We asked some of our guest from our screening of “Free Angela and All Political Prisoners” to share their thoughts about the film. Our first guest blogger is Anthony Smith. Thanks Anthony for your support and sharing!
A Brief Reflection on Free Angela
By Anthony Smith
On May 29th Toni (my wife) and I hung out with our friends and gospel co-conspirators Dustin and Hannah Wilson to see the new documentary about professor, activist and revolutionary Angela Davis titled “Free Angela and All Political Prisoners”. The event was hosted by The Vine Events, a local group that curates educational, cultural and community events whose lead organizer is Tonya Miller Cross.
Free Angela covered the events surrounding Angela Davis’ imprisonment in California during the late 60s and early 70s. The documentary itself did a great job in weaving her personal story within the larger social and cultural tumult of the 60s.
Rather than a re-cap I’d like to just simply point out random ideas, thoughts and observations that emerged for me on that night.
1. It only takes a handful of committed change-agents to demonstrate that another world is possible. In particular, Davis’ connection with various organizations within the black power movement, Communist party, and other radical movement groups during this period. These folks literally saw themselves ‘ushering in’ another world characterized by equality and freedom. Today, we need more leaders with this kind of mindset. Reminds me of the conversation in larger liberationist movements that focus on pre-figurative politics and what some followers of Jesus would describe as a kind of eschatological politics….whereby a group of people demonstrate in the present moment a more just and peaceful lifestyle in the midst of societal oppression. Will you play a part in ushering a different more just world?

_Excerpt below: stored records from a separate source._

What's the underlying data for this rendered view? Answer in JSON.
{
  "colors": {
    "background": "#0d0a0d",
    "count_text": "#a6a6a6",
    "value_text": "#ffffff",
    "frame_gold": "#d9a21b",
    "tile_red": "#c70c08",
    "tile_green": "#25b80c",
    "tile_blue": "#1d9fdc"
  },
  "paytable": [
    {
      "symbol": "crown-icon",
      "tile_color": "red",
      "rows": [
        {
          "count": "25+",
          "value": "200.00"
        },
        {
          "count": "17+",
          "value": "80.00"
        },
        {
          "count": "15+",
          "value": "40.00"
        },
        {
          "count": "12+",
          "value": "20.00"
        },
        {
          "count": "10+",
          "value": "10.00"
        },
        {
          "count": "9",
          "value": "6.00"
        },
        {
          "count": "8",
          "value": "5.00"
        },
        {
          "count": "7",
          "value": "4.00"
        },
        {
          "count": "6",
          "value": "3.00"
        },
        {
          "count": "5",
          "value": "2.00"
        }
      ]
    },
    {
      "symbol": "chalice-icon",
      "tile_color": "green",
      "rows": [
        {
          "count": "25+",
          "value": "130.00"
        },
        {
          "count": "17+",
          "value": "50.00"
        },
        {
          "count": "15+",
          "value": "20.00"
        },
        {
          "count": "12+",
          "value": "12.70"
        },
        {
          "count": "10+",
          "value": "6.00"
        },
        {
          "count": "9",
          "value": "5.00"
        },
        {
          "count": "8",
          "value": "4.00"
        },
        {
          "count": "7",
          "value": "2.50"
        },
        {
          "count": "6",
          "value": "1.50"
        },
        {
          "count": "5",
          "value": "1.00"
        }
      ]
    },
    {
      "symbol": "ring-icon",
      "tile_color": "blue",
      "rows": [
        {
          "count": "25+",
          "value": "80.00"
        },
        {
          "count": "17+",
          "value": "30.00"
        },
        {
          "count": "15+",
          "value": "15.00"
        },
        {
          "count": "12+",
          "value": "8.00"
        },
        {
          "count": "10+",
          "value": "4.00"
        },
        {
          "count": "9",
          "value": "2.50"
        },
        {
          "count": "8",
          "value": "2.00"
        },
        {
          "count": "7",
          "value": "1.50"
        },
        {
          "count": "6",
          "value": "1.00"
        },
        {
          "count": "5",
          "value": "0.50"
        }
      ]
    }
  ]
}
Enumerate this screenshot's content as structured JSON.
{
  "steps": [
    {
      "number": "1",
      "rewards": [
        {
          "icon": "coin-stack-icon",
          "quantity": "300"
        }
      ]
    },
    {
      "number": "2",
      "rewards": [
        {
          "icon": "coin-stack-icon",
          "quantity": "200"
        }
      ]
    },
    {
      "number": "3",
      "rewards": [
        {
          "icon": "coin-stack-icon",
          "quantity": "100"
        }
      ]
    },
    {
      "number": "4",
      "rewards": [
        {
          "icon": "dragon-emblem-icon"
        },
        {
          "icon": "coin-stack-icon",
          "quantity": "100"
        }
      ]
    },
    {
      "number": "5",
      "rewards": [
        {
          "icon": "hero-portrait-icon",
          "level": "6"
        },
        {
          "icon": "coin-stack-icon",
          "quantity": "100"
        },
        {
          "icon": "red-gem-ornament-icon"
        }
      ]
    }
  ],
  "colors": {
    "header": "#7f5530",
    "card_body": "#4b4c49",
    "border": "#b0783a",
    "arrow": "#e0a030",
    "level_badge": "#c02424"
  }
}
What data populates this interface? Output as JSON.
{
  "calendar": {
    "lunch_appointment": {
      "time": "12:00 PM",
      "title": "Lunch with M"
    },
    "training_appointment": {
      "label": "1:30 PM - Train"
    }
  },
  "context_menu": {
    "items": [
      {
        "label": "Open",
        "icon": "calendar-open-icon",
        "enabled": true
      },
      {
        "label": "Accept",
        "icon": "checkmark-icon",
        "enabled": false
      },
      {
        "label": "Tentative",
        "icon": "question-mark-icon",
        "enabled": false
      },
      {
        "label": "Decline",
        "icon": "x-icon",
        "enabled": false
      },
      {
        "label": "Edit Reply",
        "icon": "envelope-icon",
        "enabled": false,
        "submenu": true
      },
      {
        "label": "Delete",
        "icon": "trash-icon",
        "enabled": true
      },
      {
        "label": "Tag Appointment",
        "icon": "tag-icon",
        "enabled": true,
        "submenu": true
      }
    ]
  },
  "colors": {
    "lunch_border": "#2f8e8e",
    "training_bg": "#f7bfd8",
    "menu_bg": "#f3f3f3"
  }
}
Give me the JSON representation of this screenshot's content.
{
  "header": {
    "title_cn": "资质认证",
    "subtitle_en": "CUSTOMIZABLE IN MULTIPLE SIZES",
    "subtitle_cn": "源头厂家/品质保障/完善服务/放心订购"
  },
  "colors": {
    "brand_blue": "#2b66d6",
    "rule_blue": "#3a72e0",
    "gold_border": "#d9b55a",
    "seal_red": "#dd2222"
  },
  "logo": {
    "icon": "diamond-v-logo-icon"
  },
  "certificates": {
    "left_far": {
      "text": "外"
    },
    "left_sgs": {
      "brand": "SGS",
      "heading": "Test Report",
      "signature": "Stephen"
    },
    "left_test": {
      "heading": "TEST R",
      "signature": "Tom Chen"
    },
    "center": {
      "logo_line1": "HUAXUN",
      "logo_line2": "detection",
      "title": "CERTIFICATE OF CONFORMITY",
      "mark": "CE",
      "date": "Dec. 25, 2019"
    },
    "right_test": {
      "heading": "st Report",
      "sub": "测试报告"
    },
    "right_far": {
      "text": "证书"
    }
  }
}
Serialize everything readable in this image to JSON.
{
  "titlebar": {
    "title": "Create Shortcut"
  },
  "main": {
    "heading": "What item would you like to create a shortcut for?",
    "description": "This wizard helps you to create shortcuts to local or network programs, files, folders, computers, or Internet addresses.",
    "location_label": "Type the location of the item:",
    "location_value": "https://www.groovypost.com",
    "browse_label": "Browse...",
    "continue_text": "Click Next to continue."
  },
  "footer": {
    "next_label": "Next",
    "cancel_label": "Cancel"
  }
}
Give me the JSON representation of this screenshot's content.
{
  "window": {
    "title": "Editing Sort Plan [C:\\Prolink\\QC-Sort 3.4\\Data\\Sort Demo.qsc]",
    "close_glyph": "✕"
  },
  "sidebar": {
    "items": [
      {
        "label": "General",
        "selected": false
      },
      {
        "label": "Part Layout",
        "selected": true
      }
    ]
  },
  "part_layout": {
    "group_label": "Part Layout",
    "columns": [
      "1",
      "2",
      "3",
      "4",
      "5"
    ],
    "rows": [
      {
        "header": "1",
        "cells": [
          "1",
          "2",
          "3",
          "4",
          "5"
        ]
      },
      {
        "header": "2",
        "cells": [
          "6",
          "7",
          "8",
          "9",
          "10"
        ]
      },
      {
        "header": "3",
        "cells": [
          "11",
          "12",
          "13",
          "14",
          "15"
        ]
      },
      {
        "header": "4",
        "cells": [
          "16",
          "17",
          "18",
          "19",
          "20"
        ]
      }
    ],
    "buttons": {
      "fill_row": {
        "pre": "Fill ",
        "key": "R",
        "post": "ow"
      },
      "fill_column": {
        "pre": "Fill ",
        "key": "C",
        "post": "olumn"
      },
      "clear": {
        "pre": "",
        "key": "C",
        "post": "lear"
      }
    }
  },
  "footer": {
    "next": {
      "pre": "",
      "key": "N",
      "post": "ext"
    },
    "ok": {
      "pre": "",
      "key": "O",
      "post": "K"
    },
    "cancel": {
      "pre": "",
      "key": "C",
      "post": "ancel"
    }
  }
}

2. You don’t need permission to start a revolution. I was inspired by Davis’ self-possession. She had a strong sense of self and identity as a woman, revolutionary and human being. Her courage to distinguish herself from the patriarchy and nationalism of some of the black power organizations demonstrated her willingness to be about revolutionary projects that fit her own particular story. Also her ability to see herself unfolding within a larger story with different streams pouring into her personal story. She did not distance herself from all that made her who she was and is. She weaved into her story her life as an entrenched Continental Philosopher, child of the Jim Crow South (hailing from the black elite in Birmingham, Al); an elite education and other elements you’d think would disqualify her from solidarity with the oppressed and marginalized. Her elite education did not stop her from joining in the social revolution. But she realized she had to dig in and get her hands and feet dirty. She was not afraid to be her own person thus demonstrating her equality whether it was recognized or not. What revolution will you start?
3. Raison d’etre. This word was used a couple of times during the documentary. I was asked its meaning by someone watching it with me. It is a French phrase that means ‘reason for existence’. It also means to possess a sense of purpose or direction. Dr. Davis represented a human being who discovered her raison d’etre. Also, someone that made an intentional decision to unfold and flourish in it. Unfortunately, the graveyard is overflowing with people who never discover nor walk out their raison d’tre. What’s yours?
Anthony Smith lives in Salisbury, NC. Anthony is one of the co-hosts (along with this wife Toni Cook-Smith) of Mission House, a kingdom experiment in Salisbury, NC. He is the ‘resident emerging theologian’ of an Emergent Village cohort in Charlotte and a co-host of the emergent cohort in Statesville, NC. He also serves on the leadership team of TransFORM, a global network of missional leaders and communities. He facilitates a blog, Musings of a Postmodern Negro, that is an investigation into the intersection of theology, philosophy, race, popular culture, politics, and emerging culture